2 min readBy: Joseph Bishop-Henchman

Nevada has no individual income taxA tax is a mandatory payment or charge collected by local, state, and national governments from individuals or businesses to cover the costs of general government services, goods, and activities. and no corporate income taxA corporate income tax (CIT) is levied by federal and state governments on business profits. Many companies are not subject to the CIT because they are taxed as pass-through businesses, with income reportable under the individual income tax. but not much film production. Actor Nicolas Cage and a parade of film producers traveled to Carson City last week to argue that the state should subsidize the film industry to land more productions.


“I have four scripts that could easily be shot in Nevada,” said Cage, who described himself as a Nevada resident, adding he’d like to wake up at home, go to work shooting a film and return home at the end of the day.

“I know investors around the world. I could give you names. Give me six months and I’ll give you a list of names of folks who would love to come to Nevada to make a movie,” he said.

That sounds nice of him, although he’s leaving out a key phrase: folks who would love to come to Nevada to make a movie if you make taxpayers to pay most of their costs. Putting it that way, that’s not very noble. Especially when you realize that the film industry is one of America’s most profitable industries.

I’m also guessing there’s lots of Nevadans who would be eager to create jobs and produce more if the state lowered their taxes to do so. Unlike the film industry, they might even stay in Nevada when other states offered a better deal.

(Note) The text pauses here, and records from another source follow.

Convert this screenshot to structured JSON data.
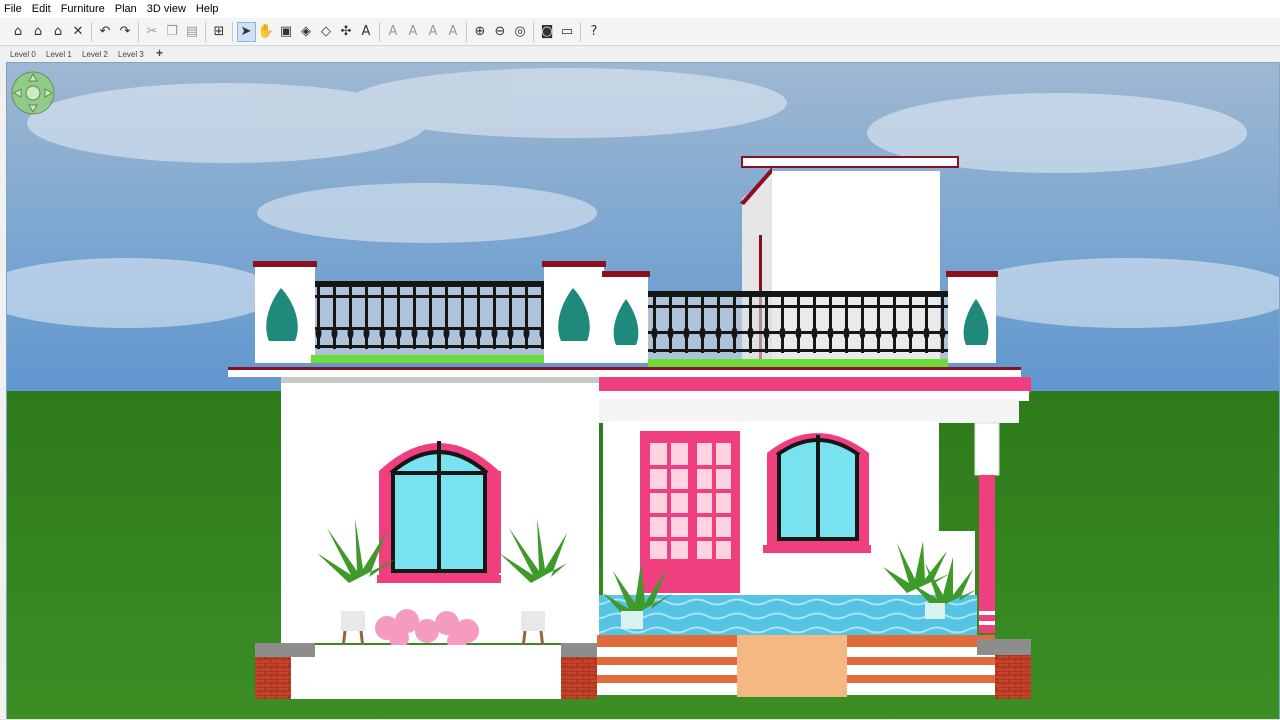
{
  "menu": [
    "File",
    "Edit",
    "Furniture",
    "Plan",
    "3D view",
    "Help"
  ],
  "toolbar": [
    {
      "name": "new-home-icon",
      "glyph": "⌂",
      "state": "normal"
    },
    {
      "name": "open-icon",
      "glyph": "⌂",
      "state": "normal"
    },
    {
      "name": "save-icon",
      "glyph": "⌂",
      "state": "normal"
    },
    {
      "name": "cut-tools-icon",
      "glyph": "✕",
      "state": "normal"
    },
    {
      "sep": true
    },
    {
      "name": "undo-icon",
      "glyph": "↶",
      "state": "normal"
    },
    {
      "name": "redo-icon",
      "glyph": "↷",
      "state": "normal"
    },
    {
      "sep": true
    },
    {
      "name": "cut-icon",
      "glyph": "✂",
      "state": "dim"
    },
    {
      "name": "copy-icon",
      "glyph": "❐",
      "state": "dim"
    },
    {
      "name": "paste-icon",
      "glyph": "▤",
      "state": "dim"
    },
    {
      "sep": true
    },
    {
      "name": "add-furniture-icon",
      "glyph": "⊞",
      "state": "normal"
    },
    {
      "sep": true
    },
    {
      "name": "select-mode-icon",
      "glyph": "➤",
      "state": "selected"
    },
    {
      "name": "pan-mode-icon",
      "glyph": "✋",
      "state": "normal"
    },
    {
      "name": "create-walls-icon",
      "glyph": "▣",
      "state": "normal"
    },
    {
      "name": "create-rooms-icon",
      "glyph": "◈",
      "state": "normal"
    },
    {
      "name": "create-polylines-icon",
      "glyph": "◇",
      "state": "normal"
    },
    {
      "name": "create-dimensions-icon",
      "glyph": "✣",
      "state": "normal"
    },
    {
      "name": "add-text-icon",
      "glyph": "A",
      "state": "normal"
    },
    {
      "sep": true
    },
    {
      "name": "increase-text-icon",
      "glyph": "A",
      "state": "dim"
    },
    {
      "name": "decrease-text-icon",
      "glyph": "A",
      "state": "dim"
    },
    {
      "name": "bold-text-icon",
      "glyph": "A",
      "state": "dim"
    },
    {
      "name": "italic-text-icon",
      "glyph": "A",
      "state": "dim"
    },
    {
      "sep": true
    },
    {
      "name": "zoom-in-icon",
      "glyph": "⊕",
      "state": "normal"
    },
    {
      "name": "zoom-out-icon",
      "glyph": "⊖",
      "state": "normal"
    },
    {
      "name": "aerial-view-icon",
      "glyph": "◎",
      "state": "normal"
    },
    {
      "sep": true
    },
    {
      "name": "create-photo-icon",
      "glyph": "◙",
      "state": "normal"
    },
    {
      "name": "create-video-icon",
      "glyph": "▭",
      "state": "normal"
    },
    {
      "sep": true
    },
    {
      "name": "help-icon",
      "glyph": "?",
      "state": "normal"
    }
  ],
  "levels": [
    "Level 0",
    "Level 1",
    "Level 2",
    "Level 3"
  ],
  "level_add": "+",
  "colors": {
    "wall_white": "#ffffff",
    "trim_pink": "#ef3f7f",
    "trim_dark_red": "#8a1020",
    "railing_black": "#161616",
    "grass": "#2f7d1c",
    "sky": "#7aa6d1",
    "glass": "#78e2ee",
    "pool_blue": "#5ec7e6",
    "brick": "#c8432a",
    "ornament_teal": "#1f8a7c"
  }
}
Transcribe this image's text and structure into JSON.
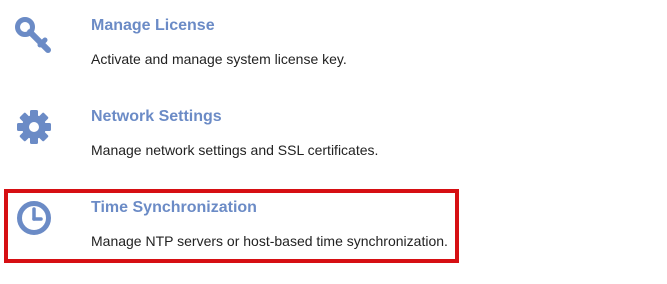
{
  "settings": {
    "items": [
      {
        "icon": "key-icon",
        "title": "Manage License",
        "description": "Activate and manage system license key."
      },
      {
        "icon": "gear-icon",
        "title": "Network Settings",
        "description": "Manage network settings and SSL certificates."
      },
      {
        "icon": "clock-icon",
        "title": "Time Synchronization",
        "description": "Manage NTP servers or host-based time synchronization."
      }
    ]
  },
  "colors": {
    "accent": "#6b8bc6",
    "text": "#222222",
    "highlight": "#d60f13"
  },
  "highlight": {
    "target": "Time Synchronization"
  }
}
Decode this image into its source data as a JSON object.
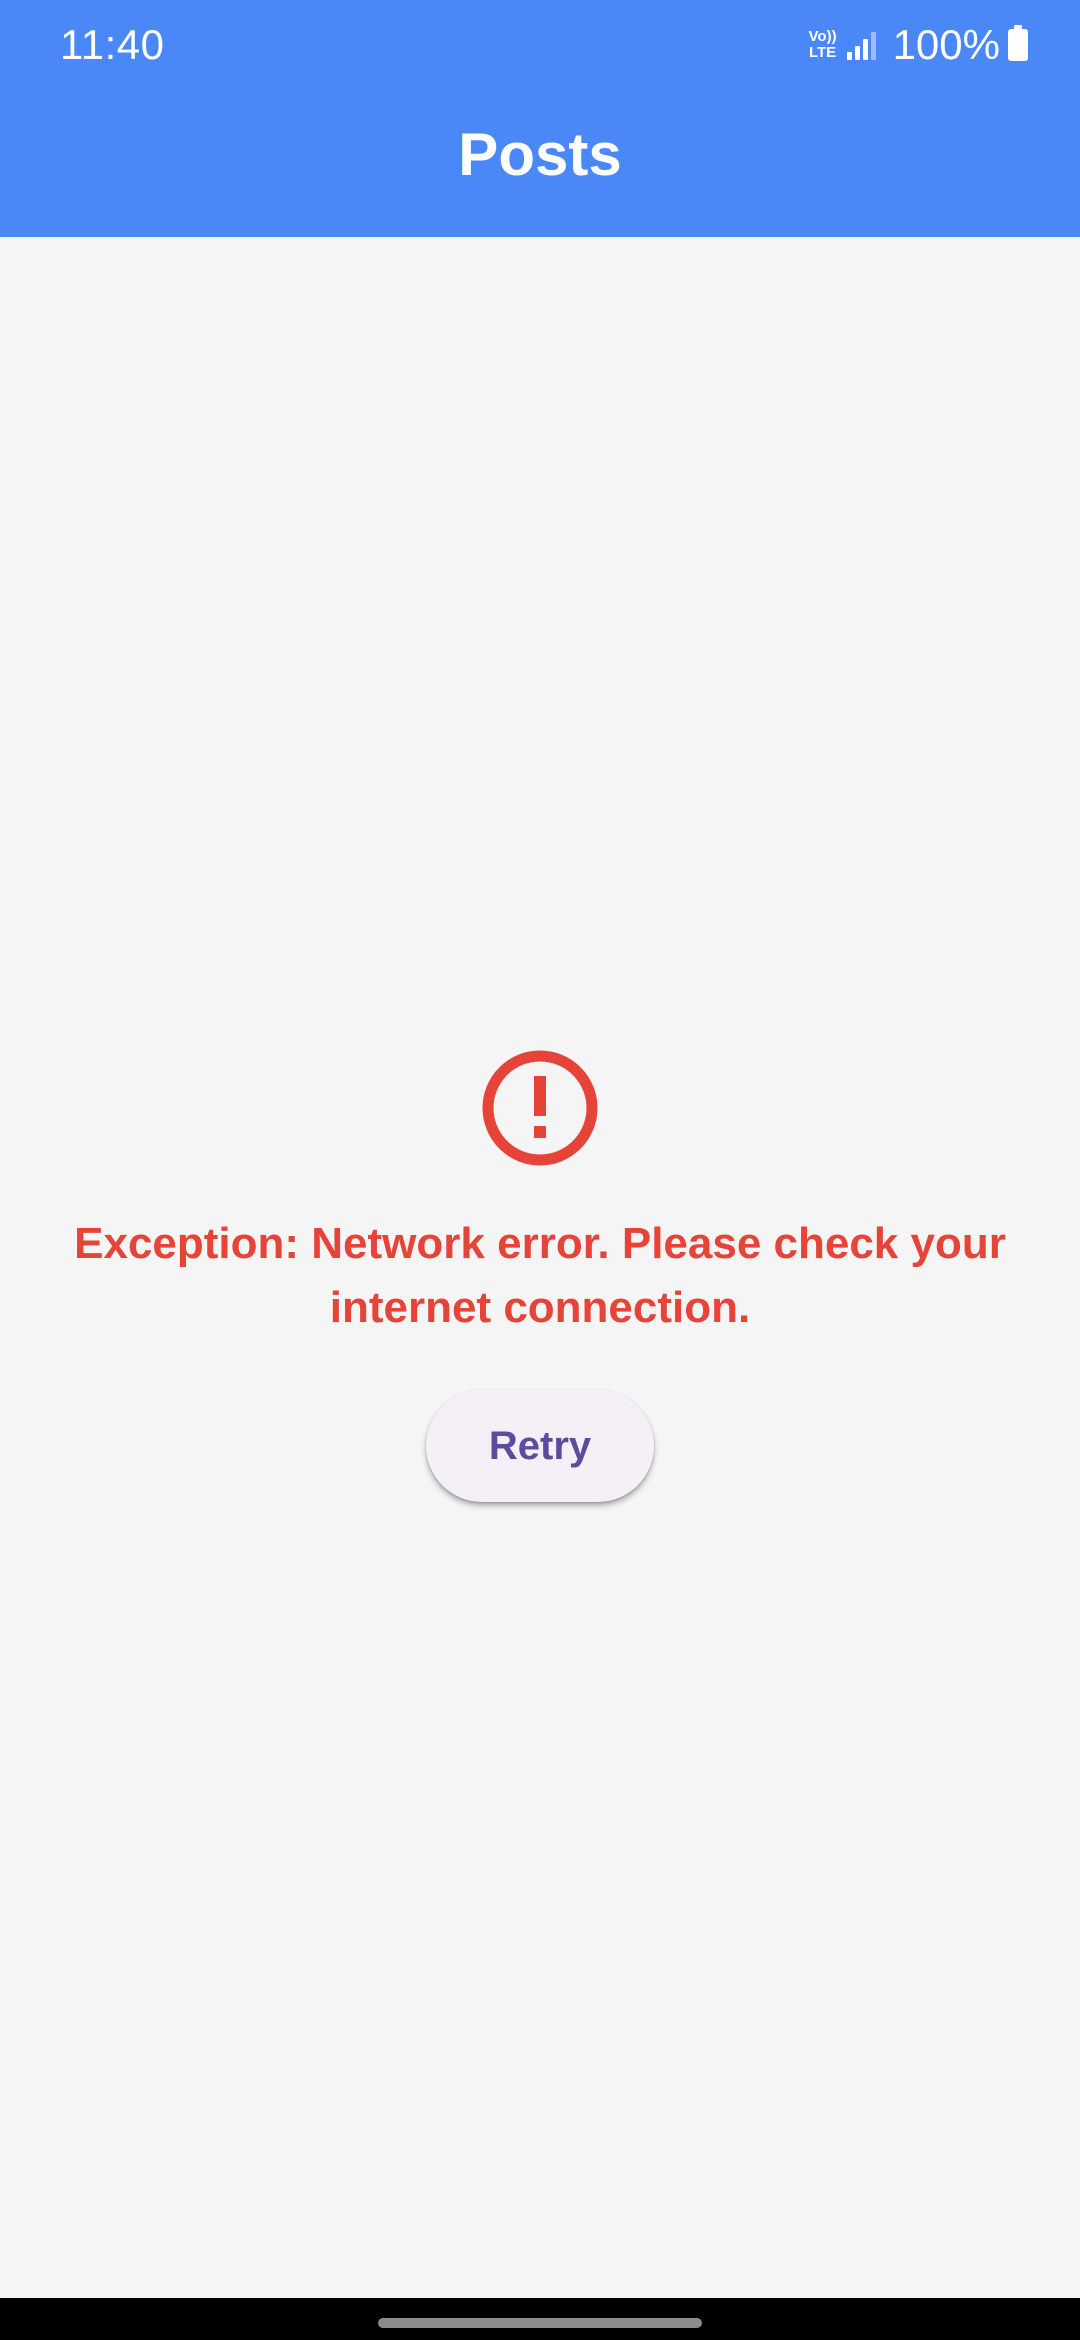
{
  "status_bar": {
    "time": "11:40",
    "network_top": "Vo))",
    "network_bottom": "LTE",
    "battery_percent": "100%",
    "icons": [
      "volte-icon",
      "signal-icon",
      "battery-icon"
    ]
  },
  "app_bar": {
    "title": "Posts"
  },
  "error": {
    "icon": "error-icon",
    "message": "Exception: Network error. Please check your internet connection.",
    "retry_label": "Retry"
  },
  "colors": {
    "app_bar": "#4a88f7",
    "background": "#f5f5f5",
    "error": "#e64339",
    "button_text": "#5e4b9e",
    "button_background": "#f5f0f8"
  }
}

The lone voice of opposition was Carole Vilardo of the Nevada Taxpayers Association:

Only Carole Vilardo, president of the Nevada Taxpayer Association, spoke against the bill, saying that tax incentives in Louisiana have not brought a positive return to that state.

“I believe this bill is on the fast track to move out,” added Vilardo, noting the amount of incentives the bill offers would equal a 1 percent pay increase for state employees.

The Las Vegas Sun notes that Cage’s $5 million Las Vegas mansion was foreclosed upon in 2010.